Cunning Plan or Political Suicide?
Over the last 24 hours, a couple of contacts have posed an intriguing question. Has the latest stage of the euro zone debt crisis been part of a cunning plan? Both Greece and Italy are forming technocratic governments and Berlusconi has finally gone. By the end of this week, indeed, the governments of all five countries in the PIIGS grouping (Portugal, Ireland, Italy, Greece and Spain) will have changed since the start of the crisis if, as expected, the ruling Socialists lose power in Spain. The prospects for economic reform in the peripheral European countries look a lot stronger than before.
Who is behind this plan? One could point the finger at Angela Merkel or at the European Central Bank; by not giving the peripheral nations a blank cheque from the German voters, or unlimited money creation, they have forced those nations to make hard choices.
If it is a plan, then, to quote Blackadder, it has been "more cunning than a fox who's been appointed Professor of Cunning at Oxford University". Until this autumn, the apparent aim of all the EU's rescue packages was to stop the crisis spreading to Italy and Spain; it has spread to both. Indeed, the borrowing costs of supposedly core countries like France and the Netherlands have been rising relative to those of Germany. Although it grew in Q3, the euro zone may now be in recession; that can hardly have been part of the plan.
If the EU leaders haven't had a coherent strategy, perhaps they have shown tactical nous. They outbluffed Papandreou on the referendum.* The ECB might have been as willing to make more substantial Italian bond purchases in recent weeks if Silvio had gone already; now they may press the accelerator. We may never know the answer as they seem unlikely to admit a strategy of playing favourites.
The individual EU leaders are playing a kind of 3-D chess in which they are having to deal with at least three variables; market reaction; domestic political reaction, and the likely actions of other players, including the ECB. It is easy for David Cameron (and indeed journalists) to slag them off from the sidelines since we are not faced with the actual responsibility of making the key decisions. Perhaps it is not surprising that their actions look more like desperate expedients than a cunning plan.
* Or perhaps Papandreou was being super cunning in finding a way to create a coalition government.
Unlike others, I think Papandreou knew exactly what he was doing when he took the political gamble of his life. It ended up costing him his seat, but in one fell swoop, he got a coalition government and exposed his chief political rival, Antonis Samaras, for the opportunistic hypocrite that he truly is. Mark my words, Samaras is finished.
And I laugh at articles depicting the rise and fall of a Greek prince.
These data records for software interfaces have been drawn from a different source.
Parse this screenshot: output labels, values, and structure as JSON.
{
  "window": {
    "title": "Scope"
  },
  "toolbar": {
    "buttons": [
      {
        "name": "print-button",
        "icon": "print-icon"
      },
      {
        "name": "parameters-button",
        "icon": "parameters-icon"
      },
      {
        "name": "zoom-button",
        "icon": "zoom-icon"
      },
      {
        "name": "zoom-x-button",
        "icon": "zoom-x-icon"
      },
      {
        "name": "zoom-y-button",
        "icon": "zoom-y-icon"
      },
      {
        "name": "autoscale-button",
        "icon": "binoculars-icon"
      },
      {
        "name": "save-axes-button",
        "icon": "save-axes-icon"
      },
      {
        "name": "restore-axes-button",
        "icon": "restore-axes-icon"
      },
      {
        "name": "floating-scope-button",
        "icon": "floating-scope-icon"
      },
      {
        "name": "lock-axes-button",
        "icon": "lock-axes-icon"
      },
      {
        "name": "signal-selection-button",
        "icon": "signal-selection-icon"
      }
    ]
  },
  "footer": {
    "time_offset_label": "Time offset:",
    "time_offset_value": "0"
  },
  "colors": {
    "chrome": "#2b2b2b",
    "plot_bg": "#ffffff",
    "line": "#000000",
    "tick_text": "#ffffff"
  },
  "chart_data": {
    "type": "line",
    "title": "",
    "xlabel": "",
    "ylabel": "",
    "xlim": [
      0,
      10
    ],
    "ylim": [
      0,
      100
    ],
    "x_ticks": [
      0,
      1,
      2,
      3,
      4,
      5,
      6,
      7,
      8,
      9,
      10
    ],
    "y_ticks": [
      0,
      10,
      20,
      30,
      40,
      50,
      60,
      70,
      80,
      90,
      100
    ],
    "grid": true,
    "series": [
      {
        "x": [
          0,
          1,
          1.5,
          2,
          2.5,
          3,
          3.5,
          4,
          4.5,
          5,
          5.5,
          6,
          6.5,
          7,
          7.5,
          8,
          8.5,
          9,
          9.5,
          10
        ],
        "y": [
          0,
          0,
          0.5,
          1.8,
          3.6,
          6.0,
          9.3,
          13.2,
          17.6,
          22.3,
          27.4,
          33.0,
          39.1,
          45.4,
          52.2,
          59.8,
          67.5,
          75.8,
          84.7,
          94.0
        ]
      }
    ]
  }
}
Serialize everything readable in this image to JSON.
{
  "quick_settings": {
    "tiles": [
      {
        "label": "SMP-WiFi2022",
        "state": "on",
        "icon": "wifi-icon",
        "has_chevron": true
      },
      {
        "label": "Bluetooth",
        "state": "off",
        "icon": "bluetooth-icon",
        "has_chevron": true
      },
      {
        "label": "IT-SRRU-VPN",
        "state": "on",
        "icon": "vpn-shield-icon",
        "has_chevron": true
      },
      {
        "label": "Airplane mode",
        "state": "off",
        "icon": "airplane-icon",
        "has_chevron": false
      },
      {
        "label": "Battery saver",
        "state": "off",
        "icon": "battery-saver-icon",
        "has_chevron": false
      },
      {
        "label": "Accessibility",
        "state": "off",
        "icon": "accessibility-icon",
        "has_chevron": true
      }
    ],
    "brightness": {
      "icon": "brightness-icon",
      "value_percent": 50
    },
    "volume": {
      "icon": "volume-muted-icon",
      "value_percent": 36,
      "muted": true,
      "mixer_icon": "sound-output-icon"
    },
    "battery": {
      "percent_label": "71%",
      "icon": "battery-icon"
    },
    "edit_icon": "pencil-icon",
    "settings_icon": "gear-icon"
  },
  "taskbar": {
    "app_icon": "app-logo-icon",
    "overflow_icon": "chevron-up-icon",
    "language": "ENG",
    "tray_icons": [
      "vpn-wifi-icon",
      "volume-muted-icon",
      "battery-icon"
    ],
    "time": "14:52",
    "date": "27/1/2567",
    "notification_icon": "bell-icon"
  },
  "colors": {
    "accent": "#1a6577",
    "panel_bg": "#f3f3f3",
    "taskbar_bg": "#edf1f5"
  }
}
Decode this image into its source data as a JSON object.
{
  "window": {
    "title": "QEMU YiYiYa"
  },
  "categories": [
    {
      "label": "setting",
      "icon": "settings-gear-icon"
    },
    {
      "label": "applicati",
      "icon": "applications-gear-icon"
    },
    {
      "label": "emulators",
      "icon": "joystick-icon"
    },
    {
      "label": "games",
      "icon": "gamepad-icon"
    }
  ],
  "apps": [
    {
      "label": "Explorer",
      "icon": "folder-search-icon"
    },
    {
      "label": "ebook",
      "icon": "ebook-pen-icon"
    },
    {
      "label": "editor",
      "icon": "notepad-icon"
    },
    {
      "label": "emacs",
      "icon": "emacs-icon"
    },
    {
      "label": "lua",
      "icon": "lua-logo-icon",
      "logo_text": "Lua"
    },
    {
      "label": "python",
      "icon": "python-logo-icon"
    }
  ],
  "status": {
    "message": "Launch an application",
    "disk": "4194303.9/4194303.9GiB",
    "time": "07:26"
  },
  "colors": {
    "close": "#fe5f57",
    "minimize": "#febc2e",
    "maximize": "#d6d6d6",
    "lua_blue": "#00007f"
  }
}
Don't count "Prince Papandreou" out forever. He's still around, lurking in the background, planning his next move. If it's one thing I learned about Greek politics, it's that anything can happen at any time. So far, Papademos is a welcome change but the rise of technocracy in Europe is a fragile compromise, especially if citizens feel that austerity is being rammed down their throats to pay off German and French bankers.
Importantly, Merkel's Greek gambit may backfire. If it's all about austerity and no focus on jobs and growth, unelected Eurocrats will be shown the door and policy blunders will lead to eurozone's implosion and another global meltdown. In fact, I believe Europe and the world's moment of truth has arrived and we're about to find out whether democracy is compatible with debt collection.
That's why I'm uneasy. As they "clean up" Occupy movements in the US, including the original one in NYC, the power elite are desperately scrambling to suppress freedom of expression and silence the voices of the restless many. But politicians better take note and stop pandering to their Wall Street masters because my prediction is that we are on the precipice of major social upheaval and if they continue bailing out banksters, they will all be fired. Once again, listen to euroskeptic Nigel Farage's dire warning below. He may not be as "nutty" as people think.